Brits with solar PV installs are too focused on the financial benefits of their installations, wrongly believing that exporting energy provides maximum benefit, according to academic research by a UK smart grid project.
The study, led by the University of Durham as part of the Customer-Led Network Revolution (CLNR), discovered that PV owners are undervaluing the financial benefits of consuming energy generated onsite. The study found that the adoption of solar is being driven by new conventions which are focused on the financial motivations given by the feed-in tariff.
“Onsite use of power isn’t widely recognised as a way to maximise financial benefits for PV owners, even though the cost of electricity proves that it’s economically sensible for them to use as much as possible so they don’t have to buy electricity from a supplier,” said Dr Liz Sidebotham of Northern Powergrid, one of the company’s behind the CLNR.
The study discovered that PV owners are overvaluing the feed-in tariff revenue generated by exporting excess energy back to the grid instead of using energy generated to negate the purchase of electricity from the grid.
Maximising the amount of solar-generated consumption by PV owners doesn’t only benefit system owners either, as Sidebotham explained: “We have seen that by equipping PV owners with smart meters and in-home energy monitors they were able to better understand and manage their own energy use and generation. It gives PV owners the knowledge to help them cut their energy bills further and become even more energy self-sufficient, lessening the flow of PV-generated energy back onto the networks.
"This could be hugely beneficial to the UK electricity industry, allowing more PV to be installed without the need for investment in network infrastructure, helping the UK on its way to achieving its decarbonisation targets in a more cost-effective way.”
The study also discovered that owners of solar PV tend to better understand their energy consumption which leads to changing consumption habits. Dr Sidebotham added: “Our research has shown that solar PV owners tend to be the most aware and informed when it comes to energy usage.

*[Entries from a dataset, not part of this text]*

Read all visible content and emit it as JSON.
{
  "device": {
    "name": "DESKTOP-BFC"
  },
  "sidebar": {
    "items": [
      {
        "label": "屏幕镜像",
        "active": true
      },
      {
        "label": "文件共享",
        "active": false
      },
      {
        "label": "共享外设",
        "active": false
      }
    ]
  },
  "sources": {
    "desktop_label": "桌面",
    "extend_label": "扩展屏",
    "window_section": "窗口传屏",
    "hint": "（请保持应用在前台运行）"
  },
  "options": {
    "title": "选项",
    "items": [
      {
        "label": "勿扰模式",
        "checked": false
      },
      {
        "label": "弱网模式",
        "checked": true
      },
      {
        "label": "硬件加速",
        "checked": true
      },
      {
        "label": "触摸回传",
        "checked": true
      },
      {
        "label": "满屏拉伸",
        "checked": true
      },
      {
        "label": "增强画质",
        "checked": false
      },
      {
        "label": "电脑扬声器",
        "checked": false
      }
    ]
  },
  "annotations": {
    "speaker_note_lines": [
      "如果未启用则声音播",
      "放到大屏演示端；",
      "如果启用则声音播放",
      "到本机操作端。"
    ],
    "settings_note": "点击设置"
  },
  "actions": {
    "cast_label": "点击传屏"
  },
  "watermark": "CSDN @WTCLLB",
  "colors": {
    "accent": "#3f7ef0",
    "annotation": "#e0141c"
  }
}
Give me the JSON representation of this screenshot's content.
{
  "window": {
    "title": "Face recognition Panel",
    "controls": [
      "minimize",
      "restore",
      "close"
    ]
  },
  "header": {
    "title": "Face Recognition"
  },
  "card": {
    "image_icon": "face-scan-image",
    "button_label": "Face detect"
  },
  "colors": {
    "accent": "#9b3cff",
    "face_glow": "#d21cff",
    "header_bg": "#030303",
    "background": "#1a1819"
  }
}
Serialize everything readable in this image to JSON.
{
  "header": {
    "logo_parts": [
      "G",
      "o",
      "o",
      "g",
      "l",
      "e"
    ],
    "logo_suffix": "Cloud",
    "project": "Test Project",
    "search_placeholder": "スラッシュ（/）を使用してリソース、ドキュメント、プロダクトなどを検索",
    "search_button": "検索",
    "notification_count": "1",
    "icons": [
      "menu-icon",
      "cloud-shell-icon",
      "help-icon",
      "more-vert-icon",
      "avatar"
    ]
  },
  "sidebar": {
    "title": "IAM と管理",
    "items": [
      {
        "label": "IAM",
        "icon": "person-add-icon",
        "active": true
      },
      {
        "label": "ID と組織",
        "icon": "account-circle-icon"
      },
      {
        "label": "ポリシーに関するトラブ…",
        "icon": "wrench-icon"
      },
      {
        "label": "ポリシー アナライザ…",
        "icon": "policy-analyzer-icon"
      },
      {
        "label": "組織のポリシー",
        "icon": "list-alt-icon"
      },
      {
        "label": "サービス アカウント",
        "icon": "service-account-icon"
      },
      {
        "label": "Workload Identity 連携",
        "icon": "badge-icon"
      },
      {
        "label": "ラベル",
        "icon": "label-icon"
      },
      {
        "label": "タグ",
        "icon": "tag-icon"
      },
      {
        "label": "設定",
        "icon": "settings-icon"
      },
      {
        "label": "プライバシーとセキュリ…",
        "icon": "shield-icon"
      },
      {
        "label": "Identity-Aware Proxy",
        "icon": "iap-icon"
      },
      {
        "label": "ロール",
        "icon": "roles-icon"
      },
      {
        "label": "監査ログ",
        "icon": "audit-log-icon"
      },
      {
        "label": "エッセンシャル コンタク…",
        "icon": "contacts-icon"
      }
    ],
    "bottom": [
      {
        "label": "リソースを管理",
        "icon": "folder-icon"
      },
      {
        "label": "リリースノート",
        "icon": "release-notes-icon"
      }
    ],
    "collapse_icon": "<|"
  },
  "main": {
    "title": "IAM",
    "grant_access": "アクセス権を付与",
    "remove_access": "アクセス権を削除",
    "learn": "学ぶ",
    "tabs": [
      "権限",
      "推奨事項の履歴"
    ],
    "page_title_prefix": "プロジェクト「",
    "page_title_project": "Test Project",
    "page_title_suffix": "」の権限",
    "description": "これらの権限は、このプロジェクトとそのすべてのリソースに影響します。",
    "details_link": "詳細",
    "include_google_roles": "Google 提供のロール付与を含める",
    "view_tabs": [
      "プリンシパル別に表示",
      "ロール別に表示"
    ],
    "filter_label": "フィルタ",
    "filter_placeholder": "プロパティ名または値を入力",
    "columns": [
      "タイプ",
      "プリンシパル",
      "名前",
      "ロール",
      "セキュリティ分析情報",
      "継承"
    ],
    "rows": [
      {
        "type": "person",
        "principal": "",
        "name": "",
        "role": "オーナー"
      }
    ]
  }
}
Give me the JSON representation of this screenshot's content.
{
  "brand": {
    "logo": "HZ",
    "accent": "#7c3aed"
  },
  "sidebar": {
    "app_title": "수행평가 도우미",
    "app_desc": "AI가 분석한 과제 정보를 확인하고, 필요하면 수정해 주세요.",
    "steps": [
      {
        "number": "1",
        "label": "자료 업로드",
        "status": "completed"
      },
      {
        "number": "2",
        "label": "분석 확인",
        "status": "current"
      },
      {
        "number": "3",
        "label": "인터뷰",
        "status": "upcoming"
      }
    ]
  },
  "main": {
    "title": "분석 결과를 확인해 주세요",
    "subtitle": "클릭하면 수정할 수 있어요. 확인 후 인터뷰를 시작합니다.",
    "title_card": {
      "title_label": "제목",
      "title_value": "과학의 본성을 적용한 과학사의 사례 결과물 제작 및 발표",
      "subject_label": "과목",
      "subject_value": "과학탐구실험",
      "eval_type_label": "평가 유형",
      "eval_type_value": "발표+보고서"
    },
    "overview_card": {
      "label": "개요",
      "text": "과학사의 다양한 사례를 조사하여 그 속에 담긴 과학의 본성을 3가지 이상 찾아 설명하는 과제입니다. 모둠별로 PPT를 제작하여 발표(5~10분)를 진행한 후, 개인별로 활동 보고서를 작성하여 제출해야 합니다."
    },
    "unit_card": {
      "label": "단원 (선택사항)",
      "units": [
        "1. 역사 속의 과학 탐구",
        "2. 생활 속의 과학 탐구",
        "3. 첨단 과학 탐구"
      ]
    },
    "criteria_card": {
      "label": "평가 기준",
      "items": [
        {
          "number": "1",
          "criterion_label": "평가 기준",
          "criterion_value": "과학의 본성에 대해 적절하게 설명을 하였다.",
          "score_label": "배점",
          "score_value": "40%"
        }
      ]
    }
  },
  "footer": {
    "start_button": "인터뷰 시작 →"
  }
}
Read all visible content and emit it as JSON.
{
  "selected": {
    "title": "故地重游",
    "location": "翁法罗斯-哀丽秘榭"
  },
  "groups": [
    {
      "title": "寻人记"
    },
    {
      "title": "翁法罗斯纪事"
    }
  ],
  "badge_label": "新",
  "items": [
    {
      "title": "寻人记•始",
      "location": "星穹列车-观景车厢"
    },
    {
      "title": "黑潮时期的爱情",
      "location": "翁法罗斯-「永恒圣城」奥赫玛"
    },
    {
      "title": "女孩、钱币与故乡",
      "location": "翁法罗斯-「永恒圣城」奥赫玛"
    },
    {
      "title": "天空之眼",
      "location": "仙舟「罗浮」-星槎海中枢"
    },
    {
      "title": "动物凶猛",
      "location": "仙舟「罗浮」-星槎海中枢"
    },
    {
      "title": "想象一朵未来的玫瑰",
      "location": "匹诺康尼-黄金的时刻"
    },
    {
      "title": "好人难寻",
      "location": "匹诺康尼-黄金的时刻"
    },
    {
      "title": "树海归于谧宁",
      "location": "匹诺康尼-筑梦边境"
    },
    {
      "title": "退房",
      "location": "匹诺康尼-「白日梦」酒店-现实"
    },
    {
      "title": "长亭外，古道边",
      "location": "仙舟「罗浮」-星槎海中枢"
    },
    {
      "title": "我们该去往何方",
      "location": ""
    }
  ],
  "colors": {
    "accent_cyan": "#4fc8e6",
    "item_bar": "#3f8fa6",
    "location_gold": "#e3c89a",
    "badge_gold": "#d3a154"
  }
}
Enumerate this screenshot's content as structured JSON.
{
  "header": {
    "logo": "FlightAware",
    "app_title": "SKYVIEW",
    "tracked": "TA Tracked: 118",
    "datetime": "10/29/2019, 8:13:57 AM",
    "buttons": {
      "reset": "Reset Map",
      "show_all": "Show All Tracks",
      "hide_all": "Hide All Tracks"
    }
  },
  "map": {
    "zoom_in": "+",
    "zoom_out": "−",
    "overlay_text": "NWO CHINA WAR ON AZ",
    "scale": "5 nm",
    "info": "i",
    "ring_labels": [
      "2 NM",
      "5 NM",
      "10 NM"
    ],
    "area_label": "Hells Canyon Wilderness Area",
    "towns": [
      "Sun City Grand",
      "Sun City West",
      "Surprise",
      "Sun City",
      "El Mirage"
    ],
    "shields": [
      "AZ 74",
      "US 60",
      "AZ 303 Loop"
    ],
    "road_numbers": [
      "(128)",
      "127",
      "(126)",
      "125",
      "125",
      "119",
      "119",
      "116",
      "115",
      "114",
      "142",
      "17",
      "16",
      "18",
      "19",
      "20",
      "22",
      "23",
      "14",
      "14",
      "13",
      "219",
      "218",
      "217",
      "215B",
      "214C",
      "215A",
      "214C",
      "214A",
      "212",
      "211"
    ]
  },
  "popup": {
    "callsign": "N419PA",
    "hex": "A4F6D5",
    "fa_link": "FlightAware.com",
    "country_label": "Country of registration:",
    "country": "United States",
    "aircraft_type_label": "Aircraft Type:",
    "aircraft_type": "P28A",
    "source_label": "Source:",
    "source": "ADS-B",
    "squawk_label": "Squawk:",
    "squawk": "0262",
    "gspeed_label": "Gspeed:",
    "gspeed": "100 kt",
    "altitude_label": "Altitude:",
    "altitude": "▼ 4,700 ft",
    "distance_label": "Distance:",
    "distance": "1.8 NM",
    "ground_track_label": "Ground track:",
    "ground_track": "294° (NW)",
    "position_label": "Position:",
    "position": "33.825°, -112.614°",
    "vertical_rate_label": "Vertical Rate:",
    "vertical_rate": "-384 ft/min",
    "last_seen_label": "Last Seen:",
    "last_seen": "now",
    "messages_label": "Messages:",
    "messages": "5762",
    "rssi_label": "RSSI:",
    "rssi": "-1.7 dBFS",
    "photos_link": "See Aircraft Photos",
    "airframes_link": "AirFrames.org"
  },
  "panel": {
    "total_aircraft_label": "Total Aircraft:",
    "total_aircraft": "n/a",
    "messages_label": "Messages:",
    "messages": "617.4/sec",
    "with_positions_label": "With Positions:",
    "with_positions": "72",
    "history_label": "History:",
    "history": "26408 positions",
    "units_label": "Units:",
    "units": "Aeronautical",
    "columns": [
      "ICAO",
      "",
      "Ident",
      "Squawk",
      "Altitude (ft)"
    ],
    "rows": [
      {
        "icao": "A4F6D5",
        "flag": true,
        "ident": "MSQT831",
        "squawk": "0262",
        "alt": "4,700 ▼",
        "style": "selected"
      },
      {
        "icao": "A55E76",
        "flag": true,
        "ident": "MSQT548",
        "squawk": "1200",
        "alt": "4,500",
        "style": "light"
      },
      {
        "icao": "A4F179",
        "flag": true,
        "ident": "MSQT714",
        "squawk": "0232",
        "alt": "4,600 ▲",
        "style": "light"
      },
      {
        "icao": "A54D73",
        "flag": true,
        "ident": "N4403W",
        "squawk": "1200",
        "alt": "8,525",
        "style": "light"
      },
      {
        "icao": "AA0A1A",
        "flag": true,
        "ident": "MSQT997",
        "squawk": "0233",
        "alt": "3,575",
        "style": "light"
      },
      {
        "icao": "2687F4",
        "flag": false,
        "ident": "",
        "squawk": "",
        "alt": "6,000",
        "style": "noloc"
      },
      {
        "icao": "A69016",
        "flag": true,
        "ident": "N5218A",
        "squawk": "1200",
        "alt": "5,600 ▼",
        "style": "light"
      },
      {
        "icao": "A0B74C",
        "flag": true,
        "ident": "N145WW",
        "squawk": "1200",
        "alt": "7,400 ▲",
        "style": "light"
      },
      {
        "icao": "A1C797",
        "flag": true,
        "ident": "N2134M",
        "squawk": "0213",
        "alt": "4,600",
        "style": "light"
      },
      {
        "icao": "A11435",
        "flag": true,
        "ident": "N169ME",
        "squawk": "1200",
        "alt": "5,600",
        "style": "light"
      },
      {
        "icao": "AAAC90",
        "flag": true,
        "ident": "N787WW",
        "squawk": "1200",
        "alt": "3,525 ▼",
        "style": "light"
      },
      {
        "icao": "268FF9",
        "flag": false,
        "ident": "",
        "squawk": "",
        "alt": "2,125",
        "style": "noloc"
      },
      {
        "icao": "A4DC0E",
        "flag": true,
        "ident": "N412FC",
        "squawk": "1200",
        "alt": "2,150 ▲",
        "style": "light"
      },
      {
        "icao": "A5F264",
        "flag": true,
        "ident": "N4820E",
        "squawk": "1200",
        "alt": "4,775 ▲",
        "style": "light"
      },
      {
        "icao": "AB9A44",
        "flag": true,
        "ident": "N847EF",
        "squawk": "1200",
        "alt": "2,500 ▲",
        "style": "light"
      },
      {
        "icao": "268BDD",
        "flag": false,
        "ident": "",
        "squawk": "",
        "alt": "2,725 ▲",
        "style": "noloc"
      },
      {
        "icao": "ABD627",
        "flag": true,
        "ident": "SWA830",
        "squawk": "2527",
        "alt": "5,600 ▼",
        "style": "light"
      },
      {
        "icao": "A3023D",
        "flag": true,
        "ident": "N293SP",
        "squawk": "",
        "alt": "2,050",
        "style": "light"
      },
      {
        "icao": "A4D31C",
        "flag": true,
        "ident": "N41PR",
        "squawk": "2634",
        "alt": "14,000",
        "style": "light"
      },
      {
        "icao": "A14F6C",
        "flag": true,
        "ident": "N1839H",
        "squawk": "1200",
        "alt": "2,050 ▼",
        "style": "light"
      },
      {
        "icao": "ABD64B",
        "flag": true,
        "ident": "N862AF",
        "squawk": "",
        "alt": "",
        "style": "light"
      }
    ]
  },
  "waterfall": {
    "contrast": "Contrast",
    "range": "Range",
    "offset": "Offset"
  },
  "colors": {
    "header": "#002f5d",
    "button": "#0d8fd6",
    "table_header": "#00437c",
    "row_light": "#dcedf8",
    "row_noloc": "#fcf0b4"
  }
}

This leads to more active ways of relating to energy, whereby individuals engage in the calculation of their own consumption and generation, as well as in monitoring and managing their use to a greater extent than in other households.”